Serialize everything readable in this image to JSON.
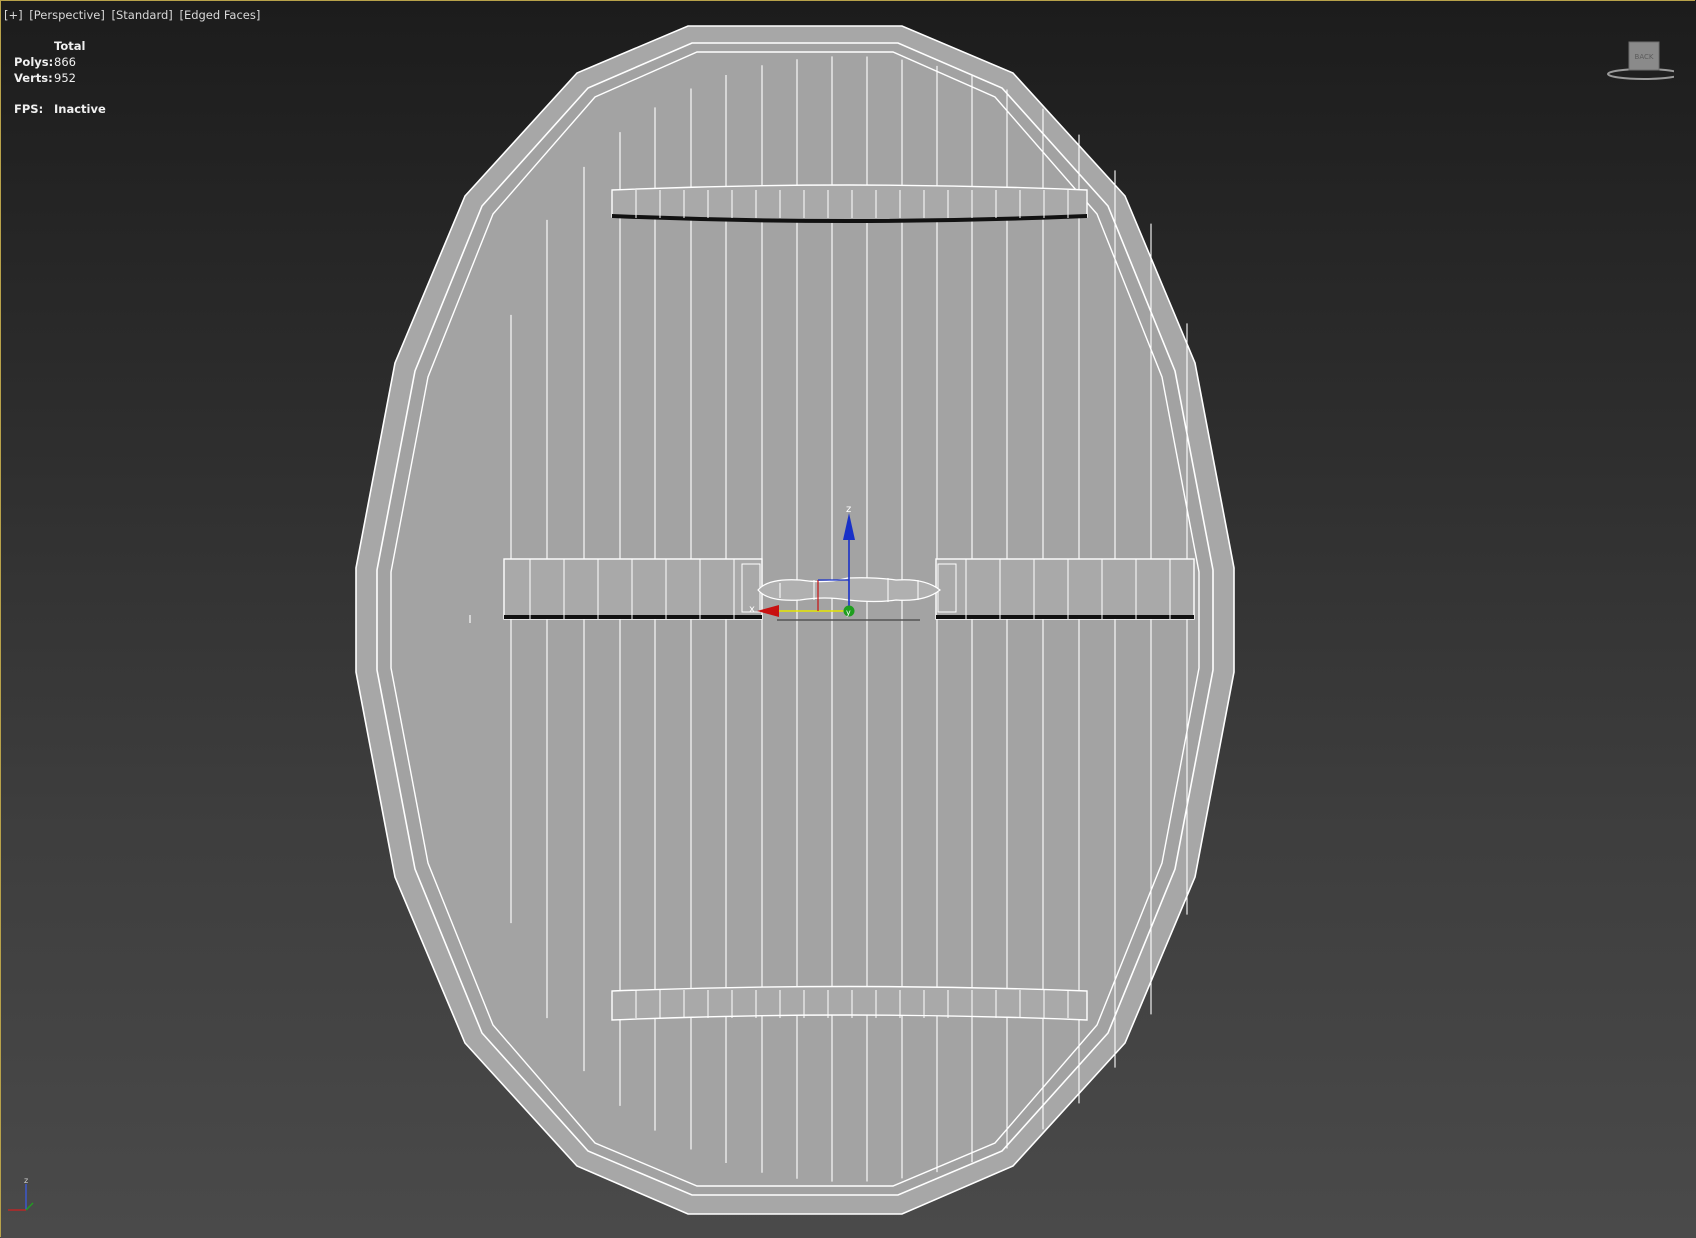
{
  "viewport": {
    "menu": [
      "[+]",
      "[Perspective]",
      "[Standard]",
      "[Edged Faces]"
    ],
    "frame_color": "#b8a24a"
  },
  "stats": {
    "header": "Total",
    "polys_label": "Polys:",
    "polys_value": "866",
    "verts_label": "Verts:",
    "verts_value": "952",
    "fps_label": "FPS:",
    "fps_value": "Inactive"
  },
  "gizmo": {
    "z_label": "z",
    "x_label": "x",
    "y_label": "y"
  },
  "viewcube": {
    "face_label": "BACK"
  },
  "tripod": {
    "z_label": "z"
  },
  "colors": {
    "mesh_fill": "#a3a3a3",
    "wire": "#ffffff",
    "axis_x": "#c81010",
    "axis_y": "#1e9e1e",
    "axis_z": "#1830c8",
    "gizmo_plane": "#e6e600"
  }
}
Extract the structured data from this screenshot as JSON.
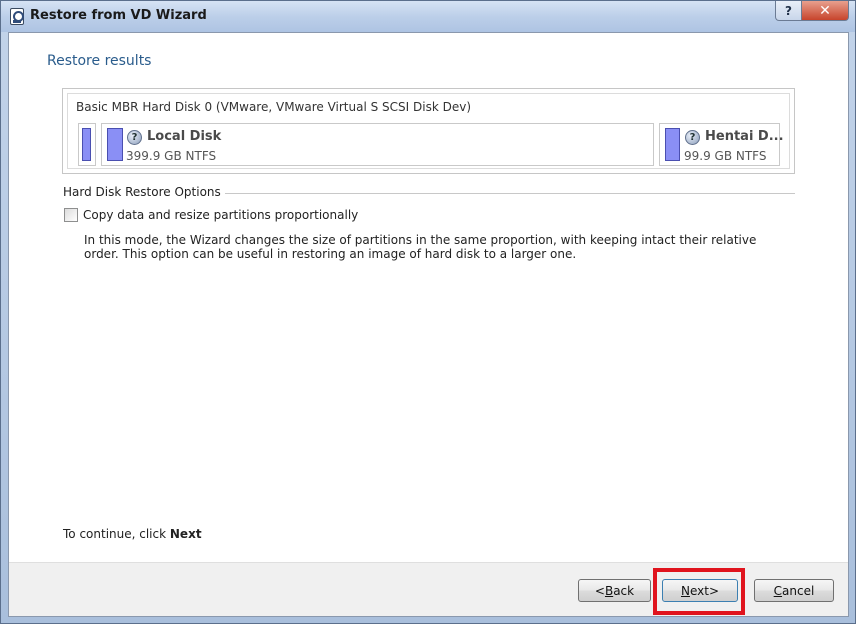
{
  "window": {
    "title": "Restore from VD Wizard",
    "help_label": "?",
    "close_label": "✕"
  },
  "page": {
    "title": "Restore results"
  },
  "disk": {
    "label": "Basic MBR Hard Disk 0 (VMware, VMware Virtual S SCSI Disk Dev)",
    "partitions": [
      {
        "name": "",
        "size": ""
      },
      {
        "name": "Local Disk",
        "size": "399.9 GB NTFS"
      },
      {
        "name": "Hentai D...",
        "size": "99.9 GB NTFS"
      }
    ],
    "partition_color": "#8a8ff5"
  },
  "options": {
    "group_title": "Hard Disk Restore Options",
    "checkbox_label": "Copy data and resize partitions proportionally",
    "checkbox_checked": false,
    "description": "In this mode, the Wizard changes the size of partitions in the same proportion, with keeping intact their relative order. This option can be useful in restoring an image of hard disk to a larger one."
  },
  "footer": {
    "continue_prefix": "To continue, click ",
    "continue_bold": "Next"
  },
  "buttons": {
    "back_arrow": "< ",
    "back_key": "B",
    "back_rest": "ack",
    "next_key": "N",
    "next_rest": "ext",
    "next_arrow": " >",
    "cancel_key": "C",
    "cancel_rest": "ancel"
  },
  "highlight_color": "#e0141e"
}
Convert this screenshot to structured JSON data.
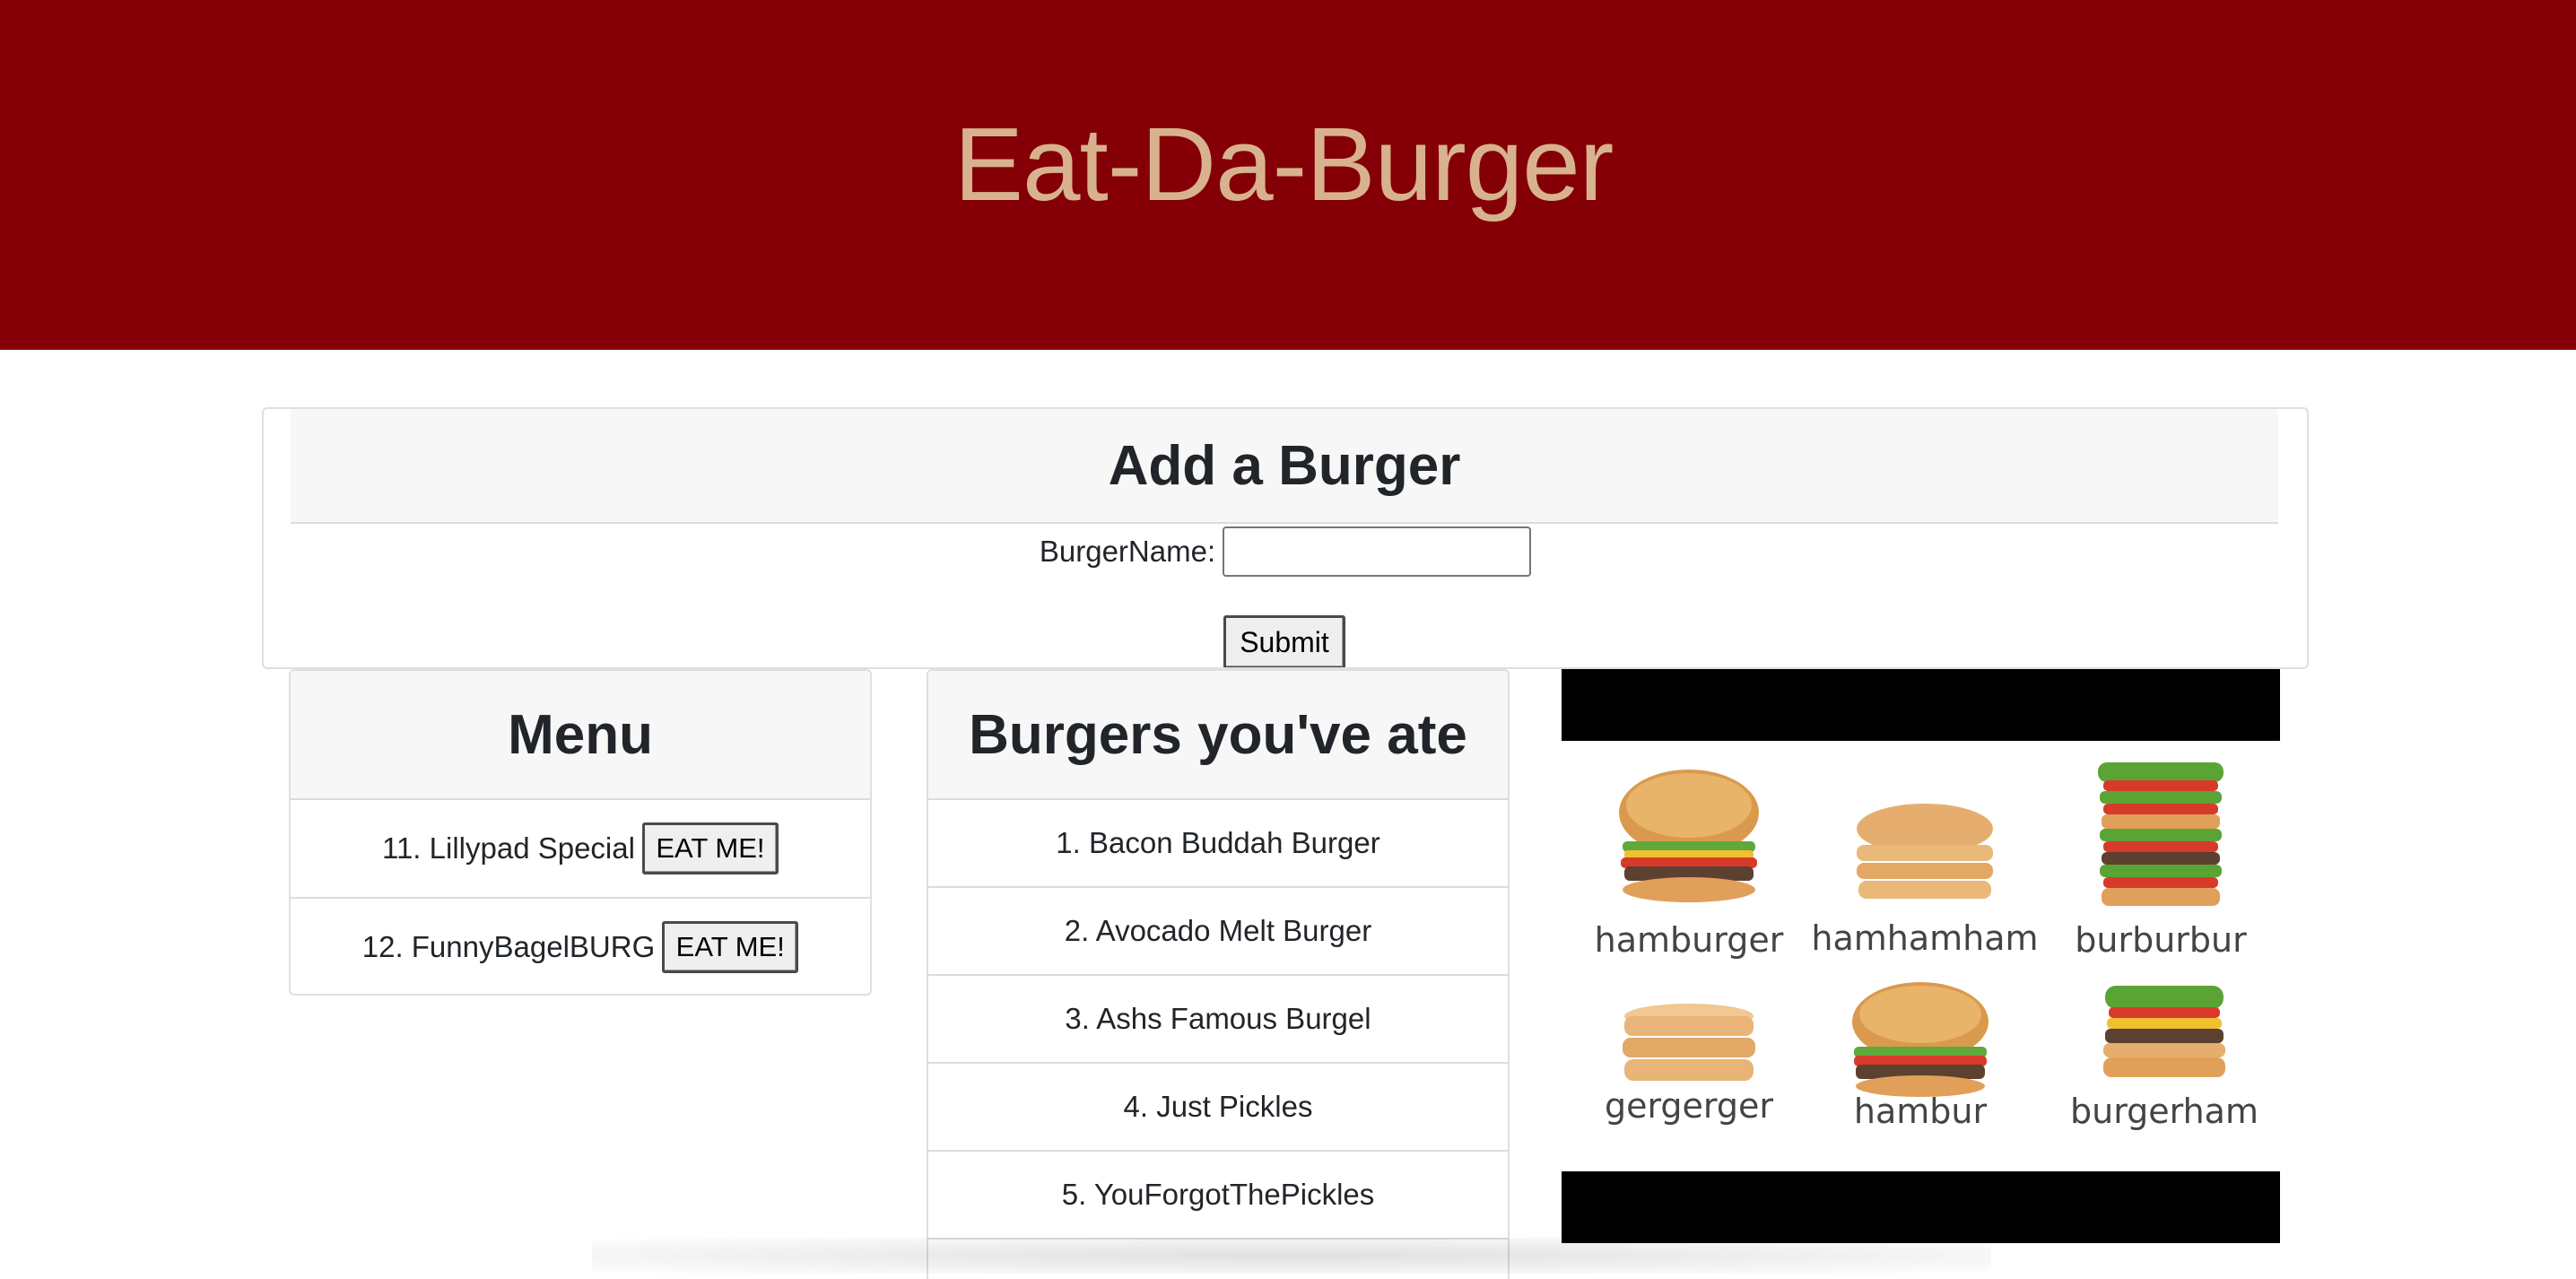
{
  "hero": {
    "title": "Eat-Da-Burger"
  },
  "add_form": {
    "heading": "Add a Burger",
    "name_label": "BurgerName:",
    "name_value": "",
    "submit_label": "Submit"
  },
  "menu": {
    "heading": "Menu",
    "items": [
      {
        "label": "11. Lillypad Special",
        "button": "EAT ME!"
      },
      {
        "label": "12. FunnyBagelBURG",
        "button": "EAT ME!"
      }
    ]
  },
  "eaten": {
    "heading": "Burgers you've ate",
    "items": [
      "1. Bacon Buddah Burger",
      "2. Avocado Melt Burger",
      "3. Ashs Famous Burgel",
      "4. Just Pickles",
      "5. YouForgotThePickles"
    ]
  },
  "burger_image": {
    "captions": [
      "hamburger",
      "hamhamham",
      "burburbur",
      "gergerger",
      "hambur",
      "burgerham"
    ]
  },
  "colors": {
    "hero_bg": "#840006",
    "hero_text": "#d8b28e"
  }
}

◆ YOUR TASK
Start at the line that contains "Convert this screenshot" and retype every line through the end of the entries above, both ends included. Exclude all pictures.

◆ EXERCISE ANSWER
Convert this screenshot to structured JSON data.
{
  "hero": {
    "title": "Eat-Da-Burger"
  },
  "add_form": {
    "heading": "Add a Burger",
    "name_label": "BurgerName:",
    "name_value": "",
    "submit_label": "Submit"
  },
  "menu": {
    "heading": "Menu",
    "items": [
      {
        "label": "11. Lillypad Special",
        "button": "EAT ME!"
      },
      {
        "label": "12. FunnyBagelBURG",
        "button": "EAT ME!"
      }
    ]
  },
  "eaten": {
    "heading": "Burgers you've ate",
    "items": [
      "1. Bacon Buddah Burger",
      "2. Avocado Melt Burger",
      "3. Ashs Famous Burgel",
      "4. Just Pickles",
      "5. YouForgotThePickles"
    ]
  },
  "burger_image": {
    "captions": [
      "hamburger",
      "hamhamham",
      "burburbur",
      "gergerger",
      "hambur",
      "burgerham"
    ]
  },
  "colors": {
    "hero_bg": "#840006",
    "hero_text": "#d8b28e"
  }
}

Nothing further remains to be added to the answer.